Today, Russia has no dearth of successful, celebrated women writers, but it wasn’t always so.

During the Soviet period women writers were perceived by the Communist Party and publishers as either subversive or beside the point. After the dissolution of the Soviet Union, they negotiated a rather rocky coming-of-age.
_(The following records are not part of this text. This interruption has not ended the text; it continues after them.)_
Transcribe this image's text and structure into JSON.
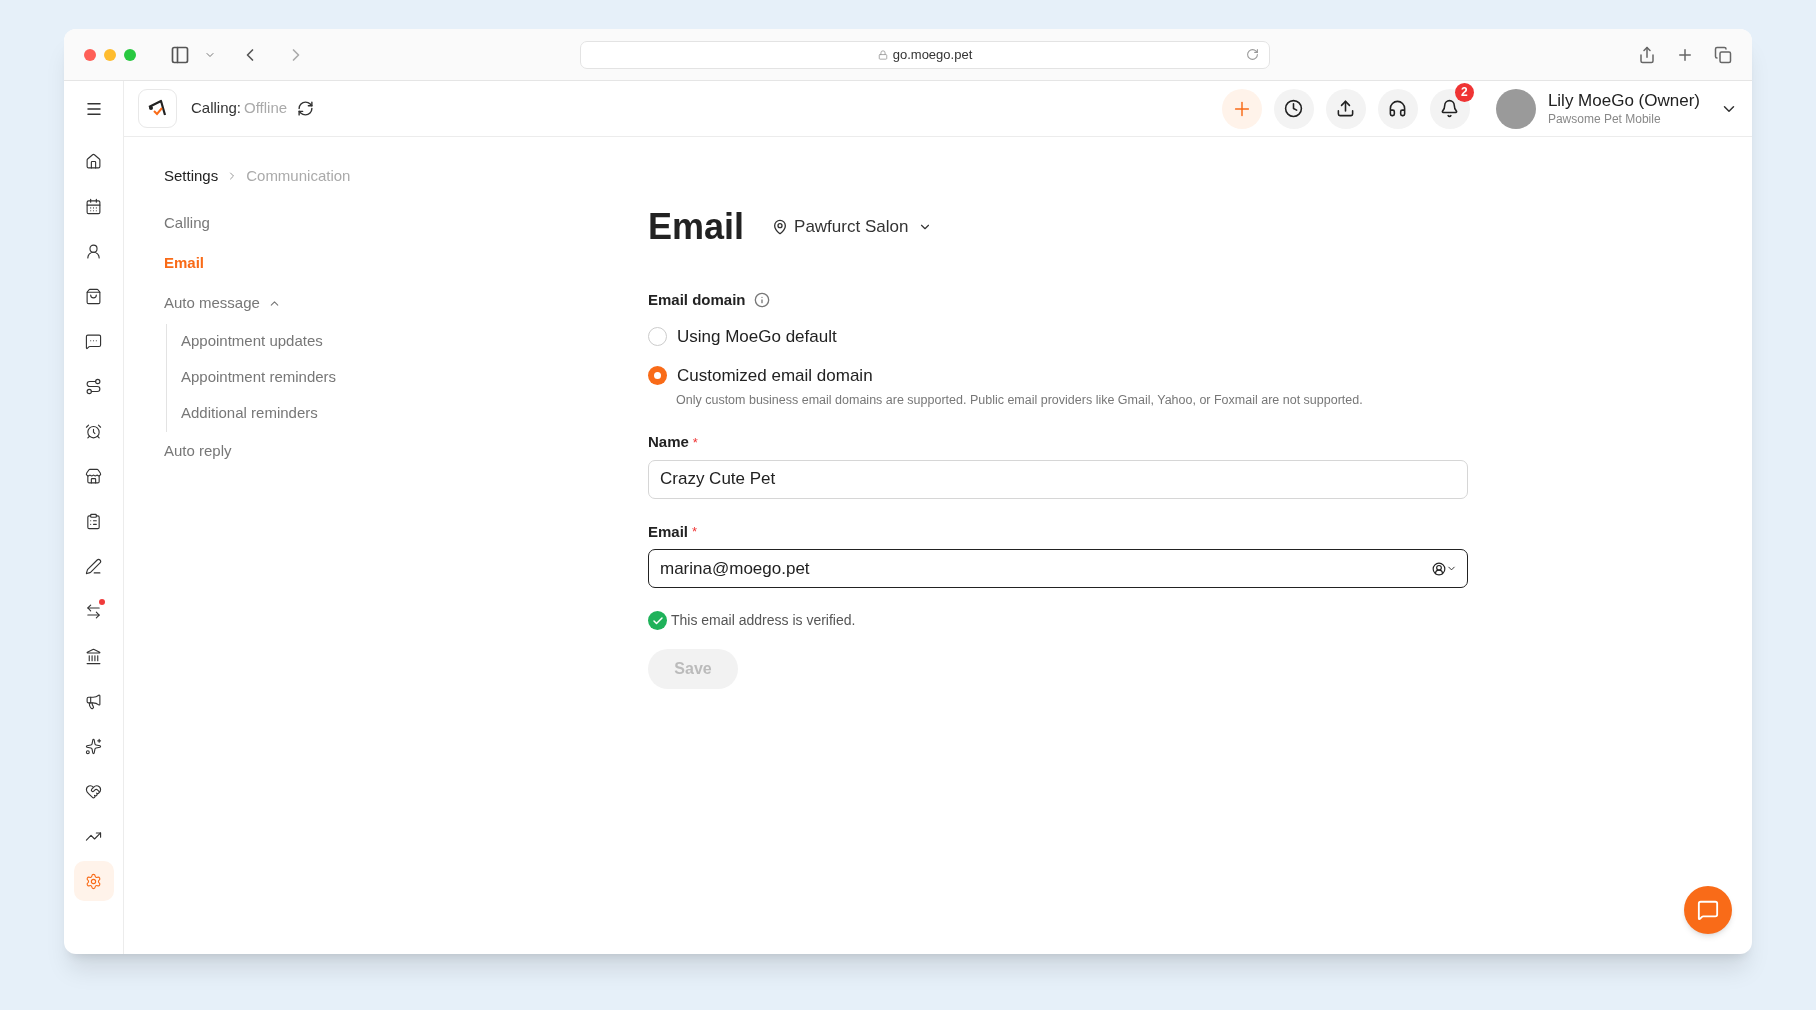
{
  "browser": {
    "address": "go.moego.pet"
  },
  "header": {
    "calling_label": "Calling:",
    "calling_status": "Offline",
    "notification_count": "2",
    "user_name": "Lily MoeGo (Owner)",
    "business": "Pawsome Pet Mobile"
  },
  "sidebar": {
    "items": [
      {
        "selected": false,
        "dot": false
      },
      {
        "selected": false,
        "dot": false
      },
      {
        "selected": false,
        "dot": false
      },
      {
        "selected": false,
        "dot": false
      },
      {
        "selected": false,
        "dot": false
      },
      {
        "selected": false,
        "dot": false
      },
      {
        "selected": false,
        "dot": false
      },
      {
        "selected": false,
        "dot": false
      },
      {
        "selected": false,
        "dot": false
      },
      {
        "selected": false,
        "dot": false
      },
      {
        "selected": false,
        "dot": true
      },
      {
        "selected": false,
        "dot": false
      },
      {
        "selected": false,
        "dot": false
      },
      {
        "selected": false,
        "dot": false
      },
      {
        "selected": false,
        "dot": false
      },
      {
        "selected": false,
        "dot": false
      },
      {
        "selected": true,
        "dot": false
      }
    ]
  },
  "breadcrumb": [
    "Settings",
    "Communication"
  ],
  "settings_nav": [
    {
      "label": "Calling",
      "selected": false
    },
    {
      "label": "Email",
      "selected": true
    },
    {
      "label": "Auto message",
      "selected": false,
      "expanded": true,
      "children": [
        {
          "label": "Appointment updates",
          "selected": false
        },
        {
          "label": "Appointment reminders",
          "selected": false
        },
        {
          "label": "Additional reminders",
          "selected": false
        }
      ]
    },
    {
      "label": "Auto reply",
      "selected": false
    }
  ],
  "page": {
    "title": "Email",
    "location": "Pawfurct Salon"
  },
  "email_domain": {
    "label": "Email domain",
    "options": [
      {
        "label": "Using MoeGo default",
        "selected": false
      },
      {
        "label": "Customized email domain",
        "selected": true,
        "hint": "Only custom business email domains are supported. Public email providers like Gmail, Yahoo, or Foxmail are not supported."
      }
    ]
  },
  "fields": [
    {
      "label": "Name",
      "required_mark": "*",
      "value": "Crazy Cute Pet",
      "focused": false,
      "kind": "text"
    },
    {
      "label": "Email",
      "required_mark": "*",
      "value": "marina@moego.pet",
      "focused": true,
      "kind": "select"
    }
  ],
  "verification": {
    "verified": true,
    "text": "This email address is verified."
  },
  "save_button": {
    "label": "Save",
    "disabled": true
  }
}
But now they are “a force in the world of letters,” writers of “confident craftsmanship, wide thematic range and high stylistic standards,” as described by publisher, translator and writer Natasha Perova in her book “Slav Sisters.

In fact, women writers dominate the best-seller lists: Detective fiction writer Daria Dontsova has published more copies of more books than any other living Russian writer, followed by fellow crime writers Alexandra Malinina, Tatiana Ustinova, and Polina Dashkova.
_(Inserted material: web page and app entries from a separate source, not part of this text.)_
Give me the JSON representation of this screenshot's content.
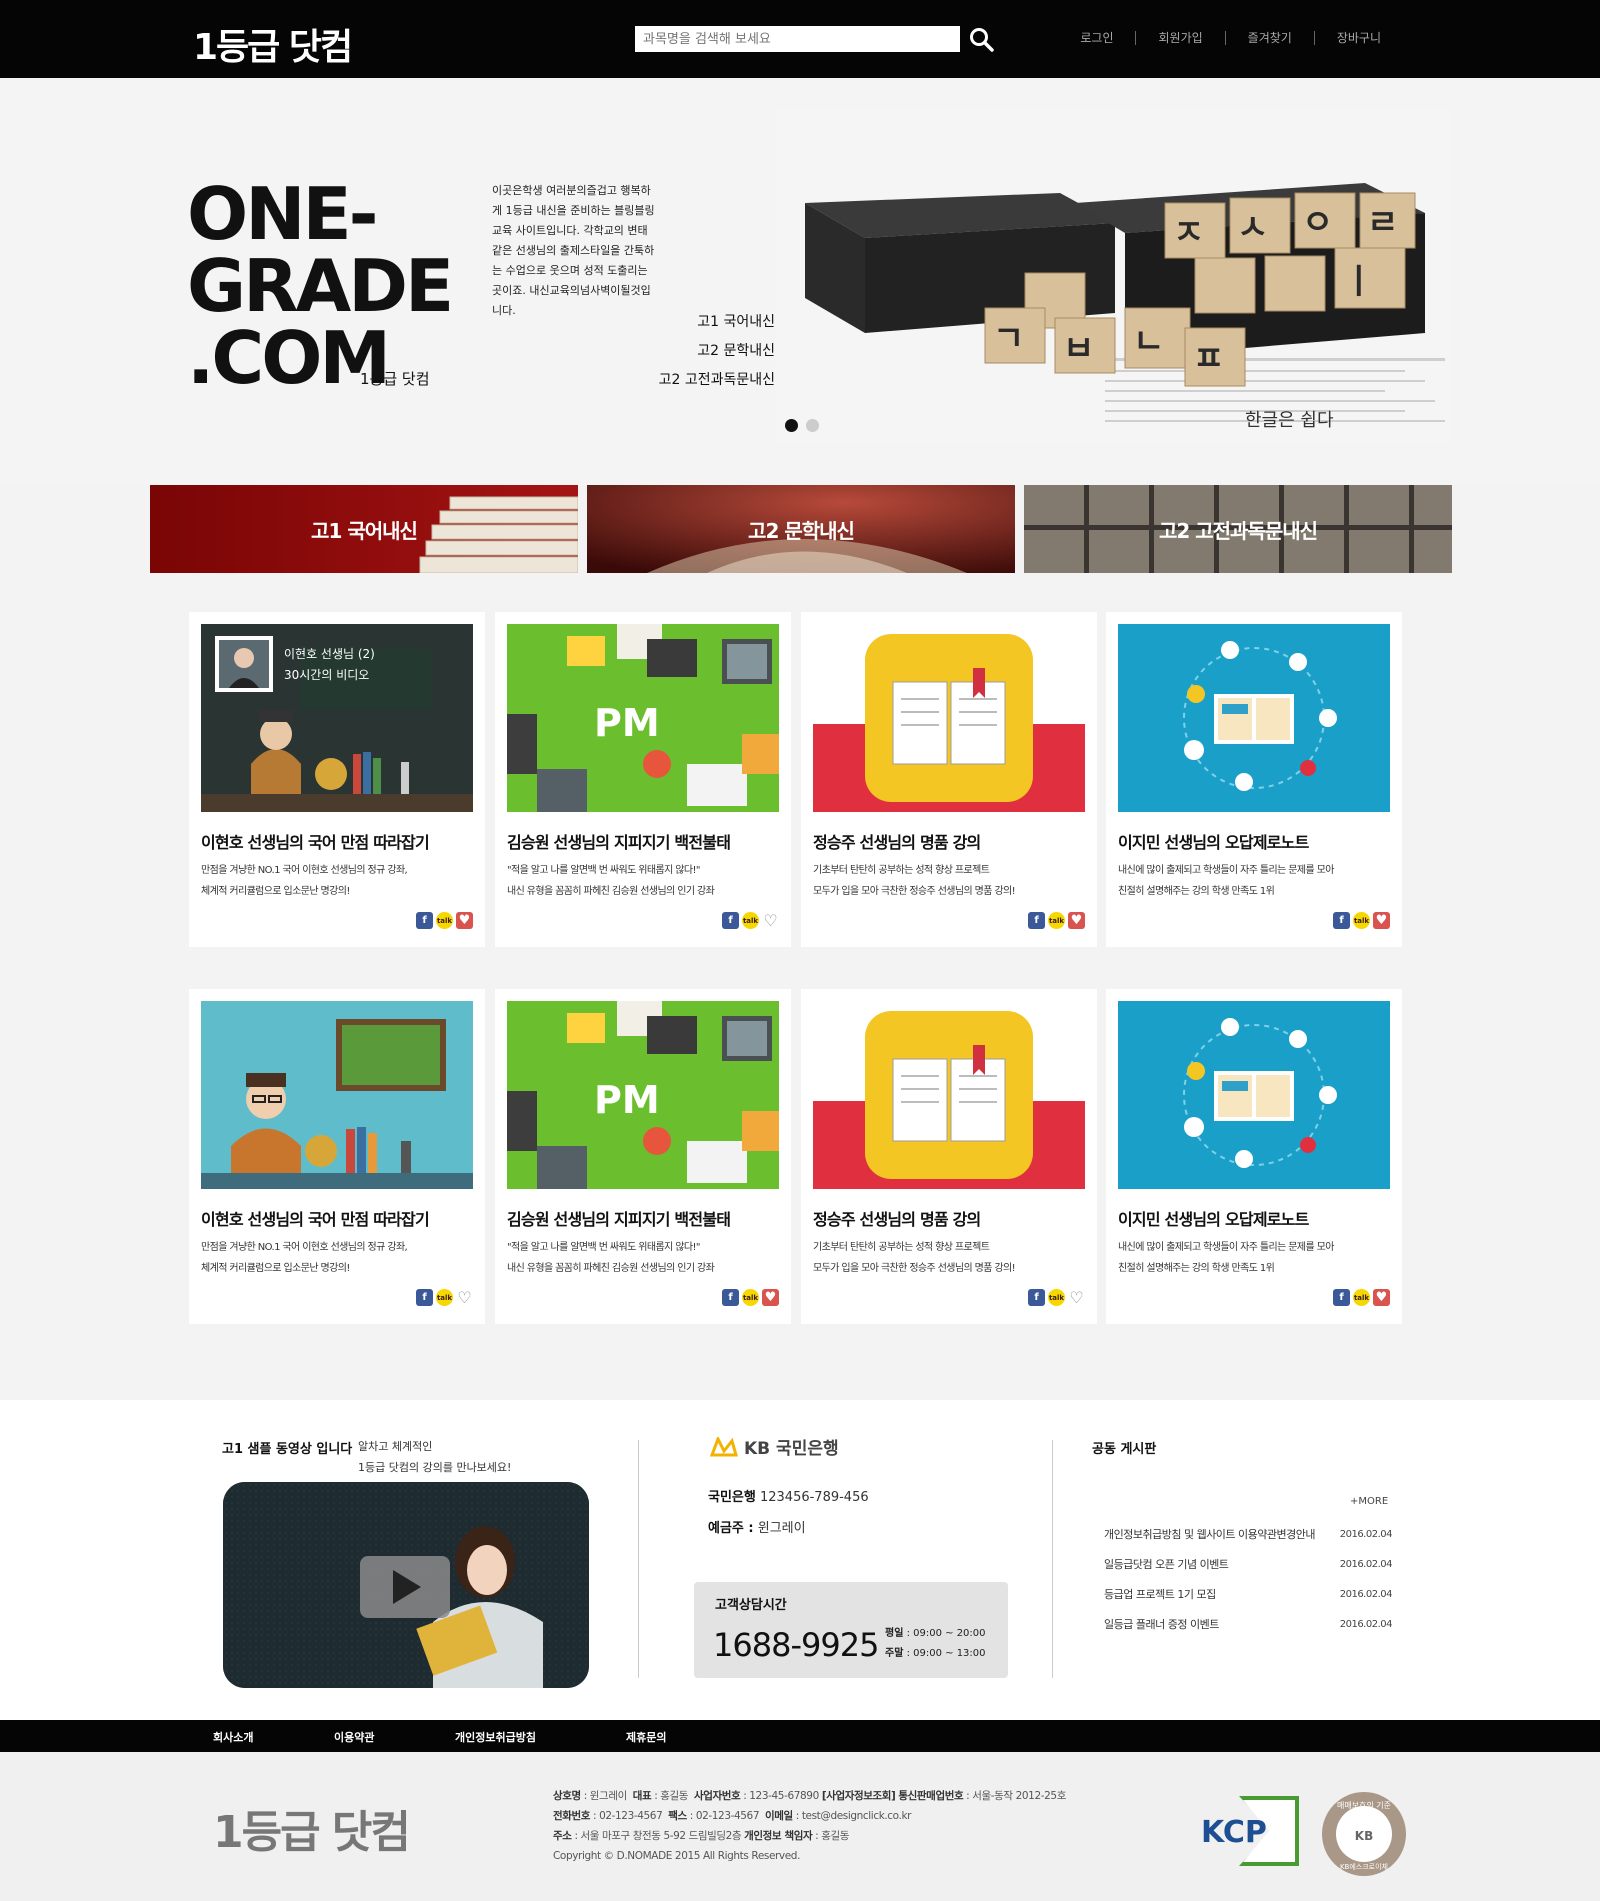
{
  "header": {
    "logo": "1등급 닷컴",
    "search_placeholder": "과목명을 검색해 보세요",
    "nav": [
      "로그인",
      "회원가입",
      "즐겨찾기",
      "장바구니"
    ]
  },
  "hero": {
    "title_lines": [
      "ONE-",
      "GRADE",
      ".COM"
    ],
    "subtitle": "1등급 닷컴",
    "description": "이곳은학생 여러분의즐겁고 행복하게 1등급 내신을 준비하는 블링블링 교육 사이트입니다. 각학교의 변태 같은 선생님의 출제스타일을 간툭하는 수업으로 웃으며 성적 도출리는 곳이죠. 내신교육의넘사벽이될것입니다.",
    "links": [
      "고1 국어내신",
      "고2 문학내신",
      "고2 고전과독문내신"
    ],
    "slide_count": 2,
    "active_slide": 1
  },
  "categories": [
    {
      "label": "고1 국어내신"
    },
    {
      "label": "고2 문학내신"
    },
    {
      "label": "고2 고전과독문내신"
    }
  ],
  "featured_video": {
    "teacher": "이현호 선생님 (2)",
    "caption": "30시간의 비디오"
  },
  "cards": [
    {
      "title": "이현호 선생님의 국어 만점 따라잡기",
      "desc1": "만점을 겨냥한 NO.1 국어 이현호 선생님의 정규 강좌,",
      "desc2": "체계적 커리큘럼으로 입소문난 명강의!",
      "liked": true
    },
    {
      "title": "김승원 선생님의 지피지기 백전불태",
      "desc1": "\"적을 알고 나를 알면백 번 싸워도 위태롭지 않다!\"",
      "desc2": "내신 유형을 꼼꼼히 파헤친 김승원 선생님의 인기 강좌",
      "liked": false
    },
    {
      "title": "정승주 선생님의 명품 강의",
      "desc1": "기초부터 탄탄히 공부하는 성적 향상 프로젝트",
      "desc2": "모두가 입을 모아 극찬한 정승주 선생님의 명품 강의!",
      "liked": true
    },
    {
      "title": "이지민 선생님의 오답제로노트",
      "desc1": "내신에 많이 출제되고 학생들이 자주 틀리는 문제를 모아",
      "desc2": "친절히 설명해주는 강의 학생 만족도 1위",
      "liked": true
    },
    {
      "title": "이현호 선생님의 국어 만점 따라잡기",
      "desc1": "만점을 겨냥한 NO.1 국어 이현호 선생님의 정규 강좌,",
      "desc2": "체계적 커리큘럼으로 입소문난 명강의!",
      "liked": false
    },
    {
      "title": "김승원 선생님의 지피지기 백전불태",
      "desc1": "\"적을 알고 나를 알면백 번 싸워도 위태롭지 않다!\"",
      "desc2": "내신 유형을 꼼꼼히 파헤친 김승원 선생님의 인기 강좌",
      "liked": true
    },
    {
      "title": "정승주 선생님의 명품 강의",
      "desc1": "기초부터 탄탄히 공부하는 성적 향상 프로젝트",
      "desc2": "모두가 입을 모아 극찬한 정승주 선생님의 명품 강의!",
      "liked": false
    },
    {
      "title": "이지민 선생님의 오답제로노트",
      "desc1": "내신에 많이 출제되고 학생들이 자주 틀리는 문제를 모아",
      "desc2": "친절히 설명해주는 강의 학생 만족도 1위",
      "liked": true
    }
  ],
  "share_labels": {
    "facebook": "f",
    "kakao": "talk"
  },
  "sample_video": {
    "title": "고1 샘플 동영상 입니다",
    "subtitle1": "알차고 체계적인",
    "subtitle2": "1등급 닷컴의 강의를 만나보세요!"
  },
  "bank": {
    "logo": "KB 국민은행",
    "account_label": "국민은행",
    "account_number": "123456-789-456",
    "holder_label": "예금주 :",
    "holder": "윈그레이"
  },
  "customer_service": {
    "title": "고객상담시간",
    "phone": "1688-9925",
    "weekday_label": "평일",
    "weekday_hours": ": 09:00 ~ 20:00",
    "weekend_label": "주말",
    "weekend_hours": ": 09:00 ~ 13:00"
  },
  "board": {
    "title": "공동 게시판",
    "more": "+MORE",
    "items": [
      {
        "title": "개인정보취급방침 및 웹사이트 이용약관변경안내",
        "date": "2016.02.04"
      },
      {
        "title": "일등급닷컴 오픈 기념 이벤트",
        "date": "2016.02.04"
      },
      {
        "title": "등급업 프로젝트 1기 모집",
        "date": "2016.02.04"
      },
      {
        "title": "일등급 플래너 증정 이벤트",
        "date": "2016.02.04"
      }
    ]
  },
  "footer_nav": [
    "회사소개",
    "이용약관",
    "개인정보취급방침",
    "제휴문의"
  ],
  "footer": {
    "logo": "1등급 닷컴",
    "company_label": "상호명",
    "company": "윈그레이",
    "ceo_label": "대표",
    "ceo": "홍길동",
    "bizno_label": "사업자번호",
    "bizno": "123-45-67890",
    "bizcheck": "[사업자정보조회]",
    "mailorder_label": "통신판매업번호",
    "mailorder": "서울-동작 2012-25호",
    "phone_label": "전화번호",
    "phone": "02-123-4567",
    "fax_label": "팩스",
    "fax": "02-123-4567",
    "email_label": "이메일",
    "email": "test@designclick.co.kr",
    "address_label": "주소",
    "address": "서울 마포구 창전동 5-92 드림빌딩2층",
    "privacy_label": "개인정보 책임자",
    "privacy": "홍길동",
    "copyright": "Copyright © D.NOMADE 2015 All Rights Reserved.",
    "kcp": "KCP",
    "kb_seal": "KB에스크로이체",
    "kb_seal_top": "매매보호의 기준"
  },
  "colors": {
    "header_bg": "#050505",
    "cat1": "#8c0c0c",
    "cat2": "#6b1410",
    "green_thumb": "#6bbf2e",
    "red_band": "#e03040",
    "yellow_book": "#f3c623",
    "blue_thumb": "#1aa0c8",
    "teal_thumb": "#5fbccb"
  }
}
The established writers Lyudmila Petrushevskaya, Lyudmila Ulitskaya, Tatiana Tolstaya, Nobel Prize winner Svetlana Alexievich and Olga Slavnikova win awards, publish in large editions, speak on radio and television, and pack halls at book fairs and lectures.
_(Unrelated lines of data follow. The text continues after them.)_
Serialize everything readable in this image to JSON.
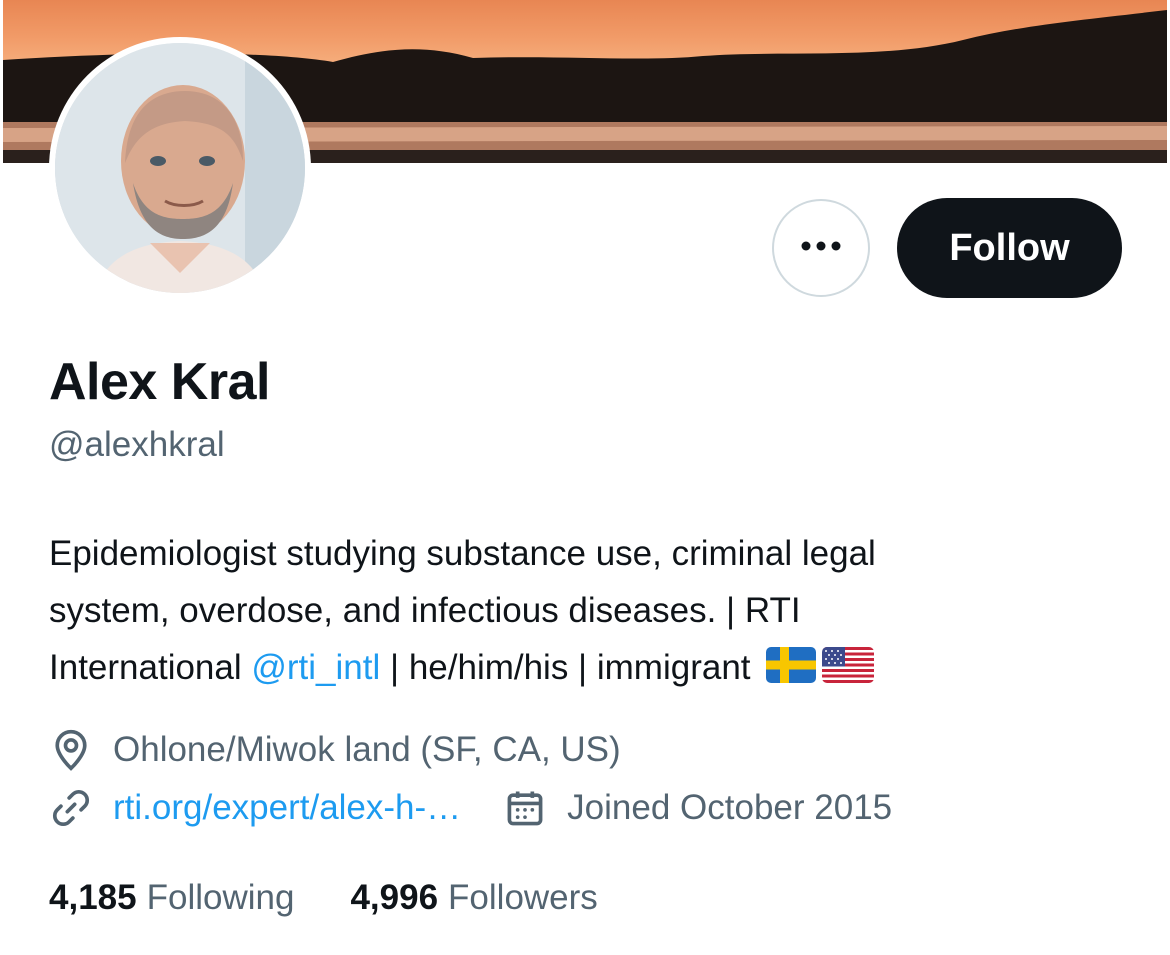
{
  "profile": {
    "display_name": "Alex Kral",
    "handle": "@alexhkral",
    "bio": {
      "line1": "Epidemiologist studying substance use, criminal legal",
      "line2": "system, overdose, and infectious diseases. | RTI",
      "line3_pre": "International ",
      "mention": "@rti_intl",
      "line3_post": " | he/him/his | immigrant",
      "flags": [
        "flag-sweden",
        "flag-usa"
      ]
    },
    "location": "Ohlone/Miwok land (SF, CA, US)",
    "website": "rti.org/expert/alex-h-…",
    "joined": "Joined October 2015",
    "following_count": "4,185",
    "following_label": "Following",
    "followers_count": "4,996",
    "followers_label": "Followers"
  },
  "actions": {
    "follow_label": "Follow",
    "more_icon": "ellipsis-icon"
  },
  "colors": {
    "link": "#1d9bf0",
    "secondary_text": "#536471",
    "follow_bg": "#0f1419"
  }
}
And then there is another group of women writers from the former Soviet republics who emigrated and write either in Russian or the language of their new countries: Dina Rubina, Tasha Karluka, Alisa Bialsky, Anna Likhtiman in Israel; Ellen Litman, Anya Ulinich, Olga Grushin, Lara Lapnyar, and Sana Krasikov in the U.S. Some are identifiably Russian in language, culture and subject; others have only a trace of a different sensibility — a rejection of political absolutes, a sensitive appreciation of anyone who is “other.”

Here are five young Russian women writers who are making their mark on contemporary fiction, film, and poetry.